I had the pleasure of running the third class of the Startup Leadership Program on the rather daunting topic of Lean Startup Methodology. The theory of the methodology has been around of quite a few years and rather than opt for a didactic session which could easily become very boring, I decided to take the class outside and get them thinking on their feet.
Prior to the class, we sent out reading and watching material ahead of time so the classmate who were interested could take some time to familiarise themselves with the concept. The objective of the class was to provide the tools needed to design a hypothesis, test the idea out in public, get real time feedback and consequently be able to discuss the results. While this exercise could easily be carried out with in the group, it would be far more interesting to encourage the diverse group of fellows to step out of their comfort zones and see if they can meet an equally diverse group of people on the streets of London.

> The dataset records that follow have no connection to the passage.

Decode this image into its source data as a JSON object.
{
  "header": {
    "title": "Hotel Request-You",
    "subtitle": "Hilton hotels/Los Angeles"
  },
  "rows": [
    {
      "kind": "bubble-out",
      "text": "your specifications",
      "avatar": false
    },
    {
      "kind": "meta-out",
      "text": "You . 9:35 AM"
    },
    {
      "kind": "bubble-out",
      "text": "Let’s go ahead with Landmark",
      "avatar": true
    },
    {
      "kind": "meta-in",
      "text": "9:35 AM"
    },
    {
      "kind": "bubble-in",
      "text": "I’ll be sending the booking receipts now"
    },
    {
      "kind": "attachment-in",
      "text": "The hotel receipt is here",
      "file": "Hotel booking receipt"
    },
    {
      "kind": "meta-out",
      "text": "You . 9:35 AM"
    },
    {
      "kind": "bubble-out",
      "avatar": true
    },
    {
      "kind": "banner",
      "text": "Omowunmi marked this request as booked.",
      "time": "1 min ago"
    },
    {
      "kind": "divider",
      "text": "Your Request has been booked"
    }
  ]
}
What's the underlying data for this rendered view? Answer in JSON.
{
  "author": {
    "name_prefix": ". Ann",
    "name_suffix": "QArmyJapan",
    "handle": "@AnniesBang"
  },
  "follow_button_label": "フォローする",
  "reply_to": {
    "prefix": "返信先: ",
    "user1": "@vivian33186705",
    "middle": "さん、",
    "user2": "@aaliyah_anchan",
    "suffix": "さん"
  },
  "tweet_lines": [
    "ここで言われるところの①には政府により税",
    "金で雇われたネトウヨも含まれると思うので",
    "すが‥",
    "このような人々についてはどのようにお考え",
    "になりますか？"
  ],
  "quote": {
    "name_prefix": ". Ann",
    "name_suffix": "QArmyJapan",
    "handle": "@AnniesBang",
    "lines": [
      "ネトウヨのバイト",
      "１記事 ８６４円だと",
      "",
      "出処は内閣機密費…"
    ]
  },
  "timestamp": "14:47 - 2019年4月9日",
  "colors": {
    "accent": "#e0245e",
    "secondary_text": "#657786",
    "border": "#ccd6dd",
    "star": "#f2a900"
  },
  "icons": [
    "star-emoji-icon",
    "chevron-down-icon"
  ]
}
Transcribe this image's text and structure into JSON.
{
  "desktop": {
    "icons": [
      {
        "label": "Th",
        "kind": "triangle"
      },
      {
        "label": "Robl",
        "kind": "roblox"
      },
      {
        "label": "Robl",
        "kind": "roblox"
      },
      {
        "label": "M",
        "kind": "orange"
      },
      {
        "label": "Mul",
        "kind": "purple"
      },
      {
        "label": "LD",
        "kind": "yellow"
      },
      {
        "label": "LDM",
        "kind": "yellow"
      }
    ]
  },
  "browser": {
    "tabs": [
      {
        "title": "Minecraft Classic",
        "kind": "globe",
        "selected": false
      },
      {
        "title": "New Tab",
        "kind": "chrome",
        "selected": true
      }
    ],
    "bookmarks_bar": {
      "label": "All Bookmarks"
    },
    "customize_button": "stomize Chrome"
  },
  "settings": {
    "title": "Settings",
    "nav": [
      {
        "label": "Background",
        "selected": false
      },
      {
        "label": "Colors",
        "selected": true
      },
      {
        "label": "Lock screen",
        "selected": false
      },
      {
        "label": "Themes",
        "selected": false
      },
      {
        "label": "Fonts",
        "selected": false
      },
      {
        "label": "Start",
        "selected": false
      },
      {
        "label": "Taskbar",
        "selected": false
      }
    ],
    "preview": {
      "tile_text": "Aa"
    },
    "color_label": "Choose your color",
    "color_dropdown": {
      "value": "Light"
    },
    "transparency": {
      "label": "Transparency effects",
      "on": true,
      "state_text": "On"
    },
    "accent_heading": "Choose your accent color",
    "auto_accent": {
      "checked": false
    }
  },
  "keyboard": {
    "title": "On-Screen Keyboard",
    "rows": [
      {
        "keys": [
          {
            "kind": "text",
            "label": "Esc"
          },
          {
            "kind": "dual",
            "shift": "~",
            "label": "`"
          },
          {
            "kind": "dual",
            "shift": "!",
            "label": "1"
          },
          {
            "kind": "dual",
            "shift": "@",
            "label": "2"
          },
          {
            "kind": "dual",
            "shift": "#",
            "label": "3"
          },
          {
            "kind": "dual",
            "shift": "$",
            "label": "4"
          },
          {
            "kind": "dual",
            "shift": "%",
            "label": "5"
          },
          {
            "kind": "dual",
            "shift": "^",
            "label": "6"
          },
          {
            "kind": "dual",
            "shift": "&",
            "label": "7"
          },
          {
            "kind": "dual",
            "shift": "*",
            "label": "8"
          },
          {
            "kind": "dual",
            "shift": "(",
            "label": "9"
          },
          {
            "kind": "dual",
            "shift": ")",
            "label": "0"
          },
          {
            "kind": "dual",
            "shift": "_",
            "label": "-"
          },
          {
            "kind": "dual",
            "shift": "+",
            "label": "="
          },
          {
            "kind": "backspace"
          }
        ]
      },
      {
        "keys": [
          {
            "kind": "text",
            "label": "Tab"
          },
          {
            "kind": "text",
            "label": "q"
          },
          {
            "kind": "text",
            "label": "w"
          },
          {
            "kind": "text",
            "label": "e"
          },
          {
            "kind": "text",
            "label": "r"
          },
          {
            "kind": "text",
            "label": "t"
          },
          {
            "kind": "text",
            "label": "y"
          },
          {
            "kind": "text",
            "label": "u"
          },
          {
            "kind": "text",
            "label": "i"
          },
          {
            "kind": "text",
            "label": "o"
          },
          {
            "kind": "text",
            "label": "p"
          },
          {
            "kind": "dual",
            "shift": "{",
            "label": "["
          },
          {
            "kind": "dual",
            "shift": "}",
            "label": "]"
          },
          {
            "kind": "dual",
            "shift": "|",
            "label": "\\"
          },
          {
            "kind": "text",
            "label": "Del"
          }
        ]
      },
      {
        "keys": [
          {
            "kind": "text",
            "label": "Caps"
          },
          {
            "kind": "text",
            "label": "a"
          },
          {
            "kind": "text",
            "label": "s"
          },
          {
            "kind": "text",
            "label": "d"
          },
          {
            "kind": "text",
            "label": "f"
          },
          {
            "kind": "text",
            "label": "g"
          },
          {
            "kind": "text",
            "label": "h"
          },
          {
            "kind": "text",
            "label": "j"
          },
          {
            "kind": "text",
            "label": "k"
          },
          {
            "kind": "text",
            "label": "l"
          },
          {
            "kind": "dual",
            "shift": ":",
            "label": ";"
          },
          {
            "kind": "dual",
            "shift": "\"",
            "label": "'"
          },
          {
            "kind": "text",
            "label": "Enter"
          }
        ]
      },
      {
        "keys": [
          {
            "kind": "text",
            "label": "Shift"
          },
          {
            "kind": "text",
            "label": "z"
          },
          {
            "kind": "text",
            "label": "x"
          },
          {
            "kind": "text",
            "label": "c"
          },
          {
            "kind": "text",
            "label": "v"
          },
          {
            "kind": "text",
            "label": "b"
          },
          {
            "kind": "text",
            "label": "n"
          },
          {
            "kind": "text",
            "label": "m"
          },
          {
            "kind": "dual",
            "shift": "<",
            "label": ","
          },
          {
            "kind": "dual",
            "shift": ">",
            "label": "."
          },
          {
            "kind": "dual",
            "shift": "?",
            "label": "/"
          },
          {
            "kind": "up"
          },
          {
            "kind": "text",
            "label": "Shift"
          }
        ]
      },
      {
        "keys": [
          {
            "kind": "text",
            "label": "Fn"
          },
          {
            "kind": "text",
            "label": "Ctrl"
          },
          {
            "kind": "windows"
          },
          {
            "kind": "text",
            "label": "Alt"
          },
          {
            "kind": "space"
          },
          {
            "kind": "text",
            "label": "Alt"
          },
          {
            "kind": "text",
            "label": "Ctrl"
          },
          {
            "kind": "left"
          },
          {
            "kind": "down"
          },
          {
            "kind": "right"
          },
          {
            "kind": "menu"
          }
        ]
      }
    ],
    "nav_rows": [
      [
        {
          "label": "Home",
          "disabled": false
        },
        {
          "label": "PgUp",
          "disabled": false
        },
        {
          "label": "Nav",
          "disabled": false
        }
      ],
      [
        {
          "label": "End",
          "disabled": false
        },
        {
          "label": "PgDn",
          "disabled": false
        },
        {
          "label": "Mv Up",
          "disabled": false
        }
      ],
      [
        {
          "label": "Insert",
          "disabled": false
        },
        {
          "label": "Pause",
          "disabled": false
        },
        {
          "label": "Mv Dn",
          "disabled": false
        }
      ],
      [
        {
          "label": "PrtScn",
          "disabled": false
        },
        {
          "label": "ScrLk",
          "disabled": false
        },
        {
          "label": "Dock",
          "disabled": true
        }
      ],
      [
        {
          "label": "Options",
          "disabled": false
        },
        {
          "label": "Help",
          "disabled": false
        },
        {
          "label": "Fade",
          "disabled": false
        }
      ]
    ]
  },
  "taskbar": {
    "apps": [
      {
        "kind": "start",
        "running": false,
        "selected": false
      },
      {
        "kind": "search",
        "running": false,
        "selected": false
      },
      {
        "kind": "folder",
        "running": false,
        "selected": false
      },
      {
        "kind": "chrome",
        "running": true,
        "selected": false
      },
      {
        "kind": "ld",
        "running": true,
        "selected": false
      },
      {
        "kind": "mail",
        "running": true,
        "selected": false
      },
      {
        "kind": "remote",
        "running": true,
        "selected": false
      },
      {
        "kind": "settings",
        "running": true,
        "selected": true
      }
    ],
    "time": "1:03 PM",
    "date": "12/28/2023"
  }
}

This was the Real challenge.
Setup of the Class
To begin with, I spent a short time introducing the methodologies and its key components. After which, A Fellow volunteered his business to be used a background problem (a live parcel tracking system). He was encouraged to talk about potential problems he perceived in his business. This was done to give the rest of the class a starting point. All the Fellows were split into 3 groups and given the space to be creative and see if they thought there was an issue the business was overlooking. In their groups, they spent some time discussing their thoughts and given the Lean Canvas and a document that would help think through their chosen hypotheses. Once ready, each group was set free to get on the streets to find people to talk to. Most people ended up in a Pub, which has the advantage of already being a social environment. Once satisfied, everyone returned, and we spent some time discussing each groups’ hypothesis and results.
What did we Learn?
We had a pleasant discussion about the methodology and its merits. For the fellow who volunteered his business, he benefitted from the ideas and results generated by the groups and certainly was keen to take them back to his business and explore them further. With the rest of the group we discussed the method in which they could approach people, whether every idea was appropriate to be tested in this way and the apprehensions involved with approaching a stranger. Being London, it was quite apparent from all the groups that they found tourists quite easy to find and were willing to participate. But discussed whether the results were valid locally. Certainly, there would be cultural differences and perceptions that need to be considered.
It was an intense Monday evening and 3 hours would simply just not be enough time to properly explore the Methodology. The class saw the benefit of feedback generation and certainly saw the value of bringing this methodology into their own businesses.
As the Class CEO, Planning logistics for this class was the biggest challenge. The volume of content to cover, combined with the practical nature of the class means that you must push the groups to run in a planned time frame to ensure the class runs on time. One thing I would do differently is to help the groups plan where they could potentially meet people. Whilst I verbally suggested ideas, given our location, most people ended up in the same Pub!
My advice to the future Class CEO 2019 is to not only
consider the volume of the methodology, but also think about the logistics of
how they envision the class to run. Planning here is key, what would you do if several
fellows were absent? What if the person who volunteered their business is not
able to attend on the day? Finally, don’t under estimate the discussion, spending
adequate time here not only helps the class but you as the CEO benefits from learning